My test vehicle was equipped with an optional shade of gray paint; its name escapes me, but that’s understandable, since the SLS AMG is available in nine colors, three of which are shades of gray (AMG Monza grey magno, designo magmo alanite gray, and AMG imola gray). Three of the remaining six colors are silver or black, leaving white, red, and AMG Daytona blue to round out the palette. I am pretty sure that it was AMG imola gray, but regardless, it’s a good color for the car. My tester’s interior was finished with rust-colored seats that worked well with the dark gray exterior. Those seats offered excellent lateral support and comfort.
I have no clue about the car’s fuel economy, which I’m sure will warrant a hefty gas guzzler tax. But that’s not the point of this car. If you have to ask about fuel economy, you may not be able to afford to feed the beast. And speaking of affordability, it’s impossible to call a $200,000 two-seat sports car affordable, but it’s actually more likable than the SLR McLaren was, less than half the price, and basically matches the doomed joint-venture product from nearly all performance measures. Just be careful with the options list; the carbon-fiber interior trim package on the test cars rings in at $4,500, the gray paint is another $1,500 minimum. The Bang & Olufsen sound system – which was magnificent, by the way, though I only tried it in the name of writing as comprehensive of a piece as I could, since I preferred the sound of the exhaust by far. Carbon ceramic brakes will set you back about $12,000 as well, and there are additional carbon fiber trim pieces and other sundry options available for a few thousand here and there as well.
I had the good fortune of driving an Audi R8 4.2 6MT just a few hours after my time driving the SLS AMG, and I felt that for about half the price, the R8 was better than half as good as the SLS. Though the R8 didn’t draw the crowd that the SLS did, that may be only because it’s a more familiar shape at this point.

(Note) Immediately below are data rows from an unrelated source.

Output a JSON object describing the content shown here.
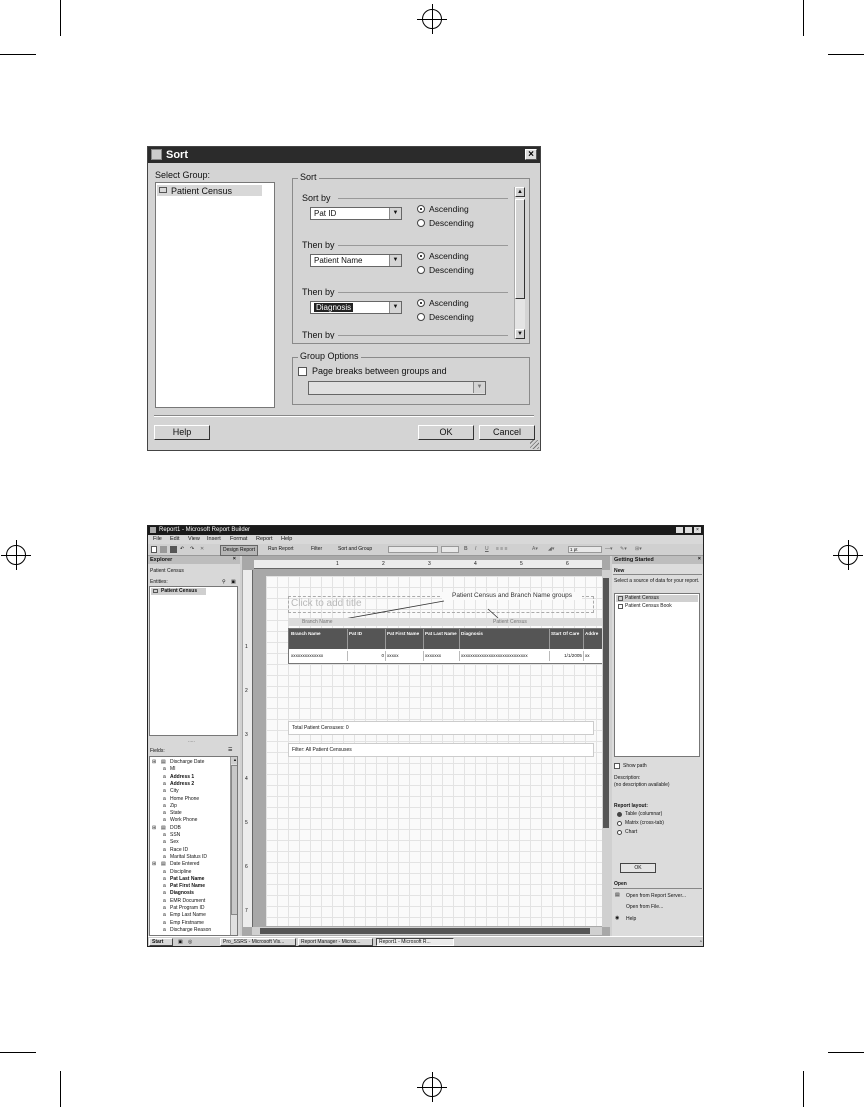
{
  "sort_dialog": {
    "title": "Sort",
    "select_group_label": "Select Group:",
    "groups": [
      "Patient Census"
    ],
    "sort_section_label": "Sort",
    "rows": [
      {
        "label": "Sort by",
        "field": "Pat ID",
        "order": "Ascending"
      },
      {
        "label": "Then by",
        "field": "Patient Name",
        "order": "Ascending"
      },
      {
        "label": "Then by",
        "field": "Diagnosis",
        "order": "Ascending"
      }
    ],
    "ascending_label": "Ascending",
    "descending_label": "Descending",
    "next_row_label": "Then by",
    "group_options_label": "Group Options",
    "page_breaks_label": "Page breaks between groups and",
    "help_label": "Help",
    "ok_label": "OK",
    "cancel_label": "Cancel"
  },
  "report_builder": {
    "window_title": "Report1 - Microsoft Report Builder",
    "menu": [
      "File",
      "Edit",
      "View",
      "Insert",
      "Format",
      "Report",
      "Help"
    ],
    "toolbar": {
      "design_report": "Design Report",
      "run_report": "Run Report",
      "filter": "Filter",
      "sort_group": "Sort and Group",
      "size": "1 pt"
    },
    "explorer": {
      "title": "Explorer",
      "current": "Patient Census",
      "entities_label": "Entities:",
      "entity": "Patient Census",
      "fields_label": "Fields:",
      "fields": [
        {
          "name": "Discharge Date",
          "bold": false,
          "group": true
        },
        {
          "name": "MI",
          "bold": false,
          "group": false
        },
        {
          "name": "Address 1",
          "bold": true,
          "group": false
        },
        {
          "name": "Address 2",
          "bold": true,
          "group": false
        },
        {
          "name": "City",
          "bold": false,
          "group": false
        },
        {
          "name": "Home Phone",
          "bold": false,
          "group": false
        },
        {
          "name": "Zip",
          "bold": false,
          "group": false
        },
        {
          "name": "State",
          "bold": false,
          "group": false
        },
        {
          "name": "Work Phone",
          "bold": false,
          "group": false
        },
        {
          "name": "DOB",
          "bold": false,
          "group": true
        },
        {
          "name": "SSN",
          "bold": false,
          "group": false
        },
        {
          "name": "Sex",
          "bold": false,
          "group": false
        },
        {
          "name": "Race ID",
          "bold": false,
          "group": false
        },
        {
          "name": "Marital Status ID",
          "bold": false,
          "group": false
        },
        {
          "name": "Date Entered",
          "bold": false,
          "group": true
        },
        {
          "name": "Discipline",
          "bold": false,
          "group": false
        },
        {
          "name": "Pat Last Name",
          "bold": true,
          "group": false
        },
        {
          "name": "Pat First Name",
          "bold": true,
          "group": false
        },
        {
          "name": "Diagnosis",
          "bold": true,
          "group": false
        },
        {
          "name": "EMR Document",
          "bold": false,
          "group": false
        },
        {
          "name": "Pat Program ID",
          "bold": false,
          "group": false
        },
        {
          "name": "Emp Last Name",
          "bold": false,
          "group": false
        },
        {
          "name": "Emp Firstname",
          "bold": false,
          "group": false
        },
        {
          "name": "Discharge Reason",
          "bold": false,
          "group": false
        }
      ]
    },
    "design": {
      "title_placeholder": "Click to add title",
      "callout": "Patient Census and Branch Name groups",
      "group_labels": [
        "Branch Name",
        "Patient Census"
      ],
      "table_headers": [
        "Branch Name",
        "Pat ID",
        "Pat First Name",
        "Pat Last Name",
        "Diagnosis",
        "Start Of Care",
        "Addre"
      ],
      "table_row": [
        "xxxxxxxxxxxxxx",
        "0",
        "xxxxx",
        "xxxxxxx",
        "xxxxxxxxxxxxxxxxxxxxxxxxxxxxx",
        "1/1/2005",
        "xx"
      ],
      "total_text": "Total Patient Censuses: 0",
      "filter_text": "Filter: All Patient Censuses"
    },
    "getting_started": {
      "title": "Getting Started",
      "new_label": "New",
      "select_source": "Select a source of data for your report.",
      "sources": [
        "Patient Census",
        "Patient Census Book"
      ],
      "show_path": "Show path",
      "description_label": "Description:",
      "description_value": "(no description available)",
      "layout_label": "Report layout:",
      "layouts": [
        "Table (columnar)",
        "Matrix (cross-tab)",
        "Chart"
      ],
      "ok_label": "OK",
      "open_label": "Open",
      "open_server": "Open from Report Server...",
      "open_file": "Open from File...",
      "help": "Help"
    },
    "taskbar": {
      "start": "Start",
      "items": [
        "Pro_SSRS - Microsoft Vis...",
        "Report Manager - Micros...",
        "Report1 - Microsoft R..."
      ]
    }
  }
}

With that being said, I was thankful for the opportunity to burn some hydrocarbons in a car that future generations of gearheads will surely stand in awe of.